◆ DIRECTIONS FOR THIS TASK
The response should contain all of the records, copied exactly, and none of the images.

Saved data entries
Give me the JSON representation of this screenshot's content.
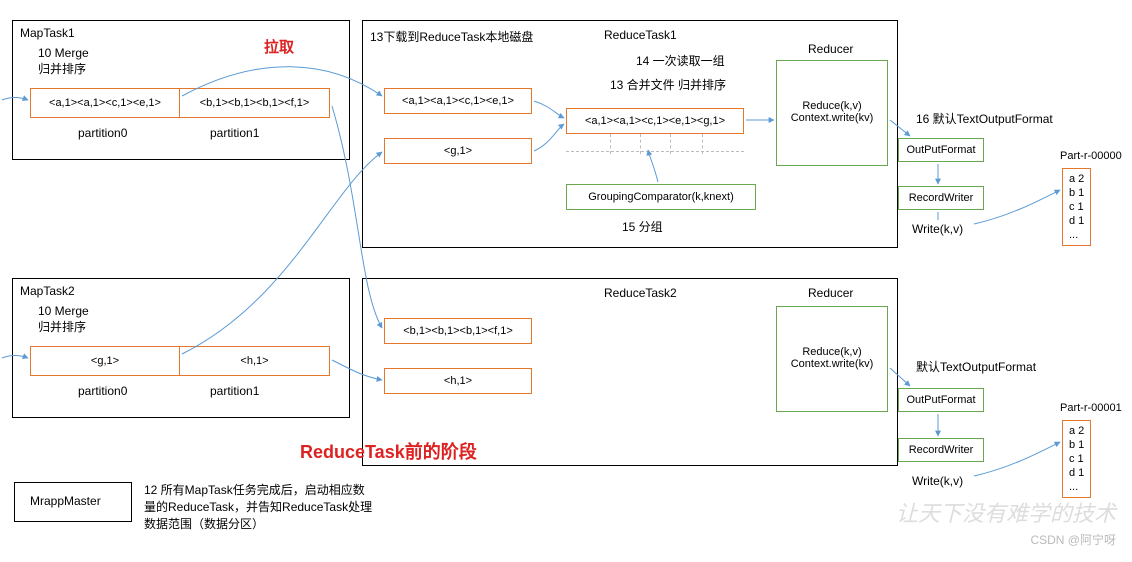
{
  "maptask1": {
    "title": "MapTask1",
    "merge_label": "10 Merge\n归并排序",
    "partition0": "<a,1><a,1><c,1><e,1>",
    "partition1": "<b,1><b,1><b,1><f,1>",
    "p0_label": "partition0",
    "p1_label": "partition1"
  },
  "maptask2": {
    "title": "MapTask2",
    "merge_label": "10 Merge\n归并排序",
    "partition0": "<g,1>",
    "partition1": "<h,1>",
    "p0_label": "partition0",
    "p1_label": "partition1"
  },
  "pull_label": "拉取",
  "phase_label": "ReduceTask前的阶段",
  "mrapp": {
    "title": "MrappMaster",
    "desc": "12 所有MapTask任务完成后，启动相应数量的ReduceTask，并告知ReduceTask处理数据范围（数据分区）"
  },
  "reducetask1": {
    "title": "ReduceTask1",
    "step13_download": "13下载到ReduceTask本地磁盘",
    "local1": "<a,1><a,1><c,1><e,1>",
    "local2": "<g,1>",
    "step14": "14 一次读取一组",
    "step13_merge": "13 合并文件 归并排序",
    "merged": "<a,1><a,1><c,1><e,1><g,1>",
    "grouping": "GroupingComparator(k,knext)",
    "step15": "15 分组",
    "reducer_title": "Reducer",
    "reducer_body": "Reduce(k,v)\nContext.write(kv)",
    "step16": "16 默认TextOutputFormat",
    "outputformat": "OutPutFormat",
    "recordwriter": "RecordWriter",
    "write": "Write(k,v)",
    "outfile": "Part-r-00000",
    "outdata": "a 2\nb 1\nc 1\nd 1\n..."
  },
  "reducetask2": {
    "title": "ReduceTask2",
    "local1": "<b,1><b,1><b,1><f,1>",
    "local2": "<h,1>",
    "reducer_title": "Reducer",
    "reducer_body": "Reduce(k,v)\nContext.write(kv)",
    "default": "默认TextOutputFormat",
    "outputformat": "OutPutFormat",
    "recordwriter": "RecordWriter",
    "write": "Write(k,v)",
    "outfile": "Part-r-00001",
    "outdata": "a 2\nb 1\nc 1\nd 1\n..."
  },
  "watermark": {
    "a": "让天下没有难学的技术",
    "b": "CSDN @阿宁呀"
  }
}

◆ RESPONSE TO THE TASK
Give me the JSON representation of this screenshot's content.
{
  "maptask1": {
    "title": "MapTask1",
    "merge_label": "10 Merge\n归并排序",
    "partition0": "<a,1><a,1><c,1><e,1>",
    "partition1": "<b,1><b,1><b,1><f,1>",
    "p0_label": "partition0",
    "p1_label": "partition1"
  },
  "maptask2": {
    "title": "MapTask2",
    "merge_label": "10 Merge\n归并排序",
    "partition0": "<g,1>",
    "partition1": "<h,1>",
    "p0_label": "partition0",
    "p1_label": "partition1"
  },
  "pull_label": "拉取",
  "phase_label": "ReduceTask前的阶段",
  "mrapp": {
    "title": "MrappMaster",
    "desc": "12 所有MapTask任务完成后，启动相应数量的ReduceTask，并告知ReduceTask处理数据范围（数据分区）"
  },
  "reducetask1": {
    "title": "ReduceTask1",
    "step13_download": "13下载到ReduceTask本地磁盘",
    "local1": "<a,1><a,1><c,1><e,1>",
    "local2": "<g,1>",
    "step14": "14 一次读取一组",
    "step13_merge": "13 合并文件 归并排序",
    "merged": "<a,1><a,1><c,1><e,1><g,1>",
    "grouping": "GroupingComparator(k,knext)",
    "step15": "15 分组",
    "reducer_title": "Reducer",
    "reducer_body": "Reduce(k,v)\nContext.write(kv)",
    "step16": "16 默认TextOutputFormat",
    "outputformat": "OutPutFormat",
    "recordwriter": "RecordWriter",
    "write": "Write(k,v)",
    "outfile": "Part-r-00000",
    "outdata": "a 2\nb 1\nc 1\nd 1\n..."
  },
  "reducetask2": {
    "title": "ReduceTask2",
    "local1": "<b,1><b,1><b,1><f,1>",
    "local2": "<h,1>",
    "reducer_title": "Reducer",
    "reducer_body": "Reduce(k,v)\nContext.write(kv)",
    "default": "默认TextOutputFormat",
    "outputformat": "OutPutFormat",
    "recordwriter": "RecordWriter",
    "write": "Write(k,v)",
    "outfile": "Part-r-00001",
    "outdata": "a 2\nb 1\nc 1\nd 1\n..."
  },
  "watermark": {
    "a": "让天下没有难学的技术",
    "b": "CSDN @阿宁呀"
  }
}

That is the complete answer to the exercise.